── Source data
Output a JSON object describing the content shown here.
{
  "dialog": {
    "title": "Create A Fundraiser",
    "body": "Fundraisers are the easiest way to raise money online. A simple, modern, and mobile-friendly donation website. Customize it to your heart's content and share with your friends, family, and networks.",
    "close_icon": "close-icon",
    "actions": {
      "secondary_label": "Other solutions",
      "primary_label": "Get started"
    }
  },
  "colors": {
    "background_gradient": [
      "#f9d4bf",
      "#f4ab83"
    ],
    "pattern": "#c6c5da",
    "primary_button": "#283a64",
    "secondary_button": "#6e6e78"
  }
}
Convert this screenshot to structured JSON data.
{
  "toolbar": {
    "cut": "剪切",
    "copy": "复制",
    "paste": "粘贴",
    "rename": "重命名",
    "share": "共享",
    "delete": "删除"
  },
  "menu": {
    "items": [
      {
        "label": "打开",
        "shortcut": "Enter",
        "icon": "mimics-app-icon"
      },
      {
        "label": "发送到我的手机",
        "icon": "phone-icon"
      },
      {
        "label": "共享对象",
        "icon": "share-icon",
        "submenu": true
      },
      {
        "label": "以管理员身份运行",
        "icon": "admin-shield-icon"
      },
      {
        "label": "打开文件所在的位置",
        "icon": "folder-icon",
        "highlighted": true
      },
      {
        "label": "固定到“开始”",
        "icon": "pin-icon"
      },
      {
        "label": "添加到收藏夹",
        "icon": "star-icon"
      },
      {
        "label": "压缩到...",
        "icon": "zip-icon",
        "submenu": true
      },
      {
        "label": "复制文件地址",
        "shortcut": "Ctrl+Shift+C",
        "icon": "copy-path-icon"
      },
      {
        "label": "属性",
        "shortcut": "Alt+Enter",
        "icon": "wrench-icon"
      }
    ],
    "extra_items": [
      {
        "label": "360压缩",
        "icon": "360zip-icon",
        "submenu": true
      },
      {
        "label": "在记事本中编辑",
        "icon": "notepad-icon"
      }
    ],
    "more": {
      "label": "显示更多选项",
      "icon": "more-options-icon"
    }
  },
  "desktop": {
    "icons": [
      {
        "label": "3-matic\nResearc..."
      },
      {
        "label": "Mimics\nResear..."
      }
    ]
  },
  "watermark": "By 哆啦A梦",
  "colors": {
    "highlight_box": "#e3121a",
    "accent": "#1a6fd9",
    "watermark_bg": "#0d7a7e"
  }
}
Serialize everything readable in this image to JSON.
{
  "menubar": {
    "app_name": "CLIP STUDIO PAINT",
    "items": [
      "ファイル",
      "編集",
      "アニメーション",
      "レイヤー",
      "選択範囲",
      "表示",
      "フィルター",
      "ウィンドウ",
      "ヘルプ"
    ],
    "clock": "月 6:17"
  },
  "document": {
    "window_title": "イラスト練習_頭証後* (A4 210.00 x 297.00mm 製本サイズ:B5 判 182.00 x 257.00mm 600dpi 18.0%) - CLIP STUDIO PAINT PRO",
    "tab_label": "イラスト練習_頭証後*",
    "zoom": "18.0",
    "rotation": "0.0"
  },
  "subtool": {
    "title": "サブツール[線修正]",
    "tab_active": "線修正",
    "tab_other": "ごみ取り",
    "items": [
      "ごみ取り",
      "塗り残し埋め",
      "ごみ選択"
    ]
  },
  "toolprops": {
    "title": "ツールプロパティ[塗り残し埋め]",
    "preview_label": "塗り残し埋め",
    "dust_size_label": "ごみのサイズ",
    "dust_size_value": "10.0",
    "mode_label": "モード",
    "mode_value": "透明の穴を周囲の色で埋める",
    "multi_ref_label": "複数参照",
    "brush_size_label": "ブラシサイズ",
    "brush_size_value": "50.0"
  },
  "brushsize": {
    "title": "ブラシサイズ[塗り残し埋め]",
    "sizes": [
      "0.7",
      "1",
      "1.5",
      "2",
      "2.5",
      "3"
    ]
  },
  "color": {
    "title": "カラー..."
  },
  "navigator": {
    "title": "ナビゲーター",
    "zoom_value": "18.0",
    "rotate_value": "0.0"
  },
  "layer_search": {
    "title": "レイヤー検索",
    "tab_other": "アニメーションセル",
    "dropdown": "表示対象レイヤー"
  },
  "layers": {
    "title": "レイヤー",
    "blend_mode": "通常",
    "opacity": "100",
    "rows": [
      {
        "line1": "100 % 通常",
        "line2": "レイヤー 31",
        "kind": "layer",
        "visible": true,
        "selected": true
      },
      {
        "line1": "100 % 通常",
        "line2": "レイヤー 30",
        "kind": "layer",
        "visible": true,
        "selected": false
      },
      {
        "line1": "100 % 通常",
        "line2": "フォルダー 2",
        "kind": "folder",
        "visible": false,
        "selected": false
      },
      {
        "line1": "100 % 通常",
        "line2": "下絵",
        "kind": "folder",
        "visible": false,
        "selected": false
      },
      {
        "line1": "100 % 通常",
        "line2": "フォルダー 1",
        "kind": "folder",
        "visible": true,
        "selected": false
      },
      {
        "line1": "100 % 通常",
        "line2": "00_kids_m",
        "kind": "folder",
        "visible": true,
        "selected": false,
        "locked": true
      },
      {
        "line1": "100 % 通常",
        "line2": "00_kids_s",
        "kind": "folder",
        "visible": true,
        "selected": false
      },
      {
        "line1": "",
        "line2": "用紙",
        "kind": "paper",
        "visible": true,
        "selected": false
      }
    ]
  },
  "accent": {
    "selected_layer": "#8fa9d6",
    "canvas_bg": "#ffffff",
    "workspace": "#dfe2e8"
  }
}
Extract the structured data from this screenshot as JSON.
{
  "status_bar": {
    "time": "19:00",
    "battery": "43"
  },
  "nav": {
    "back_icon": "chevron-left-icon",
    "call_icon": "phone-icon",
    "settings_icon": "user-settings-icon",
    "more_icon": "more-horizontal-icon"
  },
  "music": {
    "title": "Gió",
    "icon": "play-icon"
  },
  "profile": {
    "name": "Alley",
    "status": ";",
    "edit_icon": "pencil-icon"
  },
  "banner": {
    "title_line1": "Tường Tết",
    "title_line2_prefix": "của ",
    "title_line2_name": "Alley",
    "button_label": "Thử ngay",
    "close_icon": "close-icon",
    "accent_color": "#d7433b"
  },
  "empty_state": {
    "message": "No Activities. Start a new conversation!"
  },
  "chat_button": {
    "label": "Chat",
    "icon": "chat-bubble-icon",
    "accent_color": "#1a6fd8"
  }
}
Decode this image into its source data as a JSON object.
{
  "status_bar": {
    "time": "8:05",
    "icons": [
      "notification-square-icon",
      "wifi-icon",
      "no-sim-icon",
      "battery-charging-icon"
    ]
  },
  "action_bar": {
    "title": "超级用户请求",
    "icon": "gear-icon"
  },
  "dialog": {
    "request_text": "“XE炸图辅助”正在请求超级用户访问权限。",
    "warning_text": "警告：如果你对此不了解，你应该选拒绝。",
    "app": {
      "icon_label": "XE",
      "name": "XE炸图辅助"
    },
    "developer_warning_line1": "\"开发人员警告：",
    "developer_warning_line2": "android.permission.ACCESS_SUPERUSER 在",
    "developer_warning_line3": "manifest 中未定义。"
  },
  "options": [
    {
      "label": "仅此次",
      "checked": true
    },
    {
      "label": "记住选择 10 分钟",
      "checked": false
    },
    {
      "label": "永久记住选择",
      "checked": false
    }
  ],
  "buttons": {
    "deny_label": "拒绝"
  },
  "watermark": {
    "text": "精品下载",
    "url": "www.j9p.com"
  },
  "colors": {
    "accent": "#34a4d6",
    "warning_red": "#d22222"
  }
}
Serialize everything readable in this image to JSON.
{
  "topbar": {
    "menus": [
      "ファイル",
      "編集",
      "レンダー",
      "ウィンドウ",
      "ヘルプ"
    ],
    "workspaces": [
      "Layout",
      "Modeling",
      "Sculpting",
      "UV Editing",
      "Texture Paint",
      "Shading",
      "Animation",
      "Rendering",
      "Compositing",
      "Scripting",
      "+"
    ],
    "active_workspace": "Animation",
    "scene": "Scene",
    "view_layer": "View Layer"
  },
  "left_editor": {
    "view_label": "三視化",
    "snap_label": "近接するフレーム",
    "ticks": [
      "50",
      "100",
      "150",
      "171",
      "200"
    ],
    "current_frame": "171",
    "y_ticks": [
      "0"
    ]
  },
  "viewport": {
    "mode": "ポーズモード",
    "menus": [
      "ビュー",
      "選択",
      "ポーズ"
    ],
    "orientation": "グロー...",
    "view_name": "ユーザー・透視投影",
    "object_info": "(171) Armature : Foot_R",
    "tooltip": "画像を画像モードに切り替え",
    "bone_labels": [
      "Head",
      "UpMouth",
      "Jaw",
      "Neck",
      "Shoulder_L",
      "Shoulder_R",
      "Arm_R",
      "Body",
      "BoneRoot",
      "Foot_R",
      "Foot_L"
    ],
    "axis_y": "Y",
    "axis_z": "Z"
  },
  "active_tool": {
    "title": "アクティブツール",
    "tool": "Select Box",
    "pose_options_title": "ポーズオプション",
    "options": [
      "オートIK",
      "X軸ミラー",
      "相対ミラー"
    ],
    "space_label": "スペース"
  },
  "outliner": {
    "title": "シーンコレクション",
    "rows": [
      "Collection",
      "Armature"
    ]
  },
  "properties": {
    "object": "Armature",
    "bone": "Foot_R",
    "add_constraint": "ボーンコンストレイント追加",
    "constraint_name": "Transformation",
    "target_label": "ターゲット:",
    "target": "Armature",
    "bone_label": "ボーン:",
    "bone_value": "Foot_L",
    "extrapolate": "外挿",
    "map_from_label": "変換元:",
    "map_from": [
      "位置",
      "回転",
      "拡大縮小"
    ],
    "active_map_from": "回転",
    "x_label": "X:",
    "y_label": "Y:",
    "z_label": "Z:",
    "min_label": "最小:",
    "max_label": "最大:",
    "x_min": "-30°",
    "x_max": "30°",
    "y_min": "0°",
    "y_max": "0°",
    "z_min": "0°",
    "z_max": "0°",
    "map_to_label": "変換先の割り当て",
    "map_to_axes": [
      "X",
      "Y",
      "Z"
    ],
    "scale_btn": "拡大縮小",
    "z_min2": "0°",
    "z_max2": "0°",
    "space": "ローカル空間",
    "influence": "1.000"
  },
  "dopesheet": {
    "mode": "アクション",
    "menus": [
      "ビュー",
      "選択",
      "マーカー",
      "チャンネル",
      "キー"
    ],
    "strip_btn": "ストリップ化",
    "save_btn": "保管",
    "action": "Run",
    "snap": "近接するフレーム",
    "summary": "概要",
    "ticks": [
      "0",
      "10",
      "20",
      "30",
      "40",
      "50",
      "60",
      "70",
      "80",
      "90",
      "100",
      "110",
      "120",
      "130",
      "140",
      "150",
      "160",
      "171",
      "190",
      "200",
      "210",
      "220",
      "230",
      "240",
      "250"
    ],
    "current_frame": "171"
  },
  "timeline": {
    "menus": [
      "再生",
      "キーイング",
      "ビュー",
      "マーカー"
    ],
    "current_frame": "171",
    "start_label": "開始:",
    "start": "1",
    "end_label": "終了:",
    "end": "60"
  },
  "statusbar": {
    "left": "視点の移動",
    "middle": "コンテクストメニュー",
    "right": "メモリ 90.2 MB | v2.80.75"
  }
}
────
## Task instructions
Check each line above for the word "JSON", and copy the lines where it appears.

## Response box
Output a JSON object describing the content shown here.
Convert this screenshot to structured JSON data.
Serialize everything readable in this image to JSON.
Extract the structured data from this screenshot as JSON.
Decode this image into its source data as a JSON object.
Serialize everything readable in this image to JSON.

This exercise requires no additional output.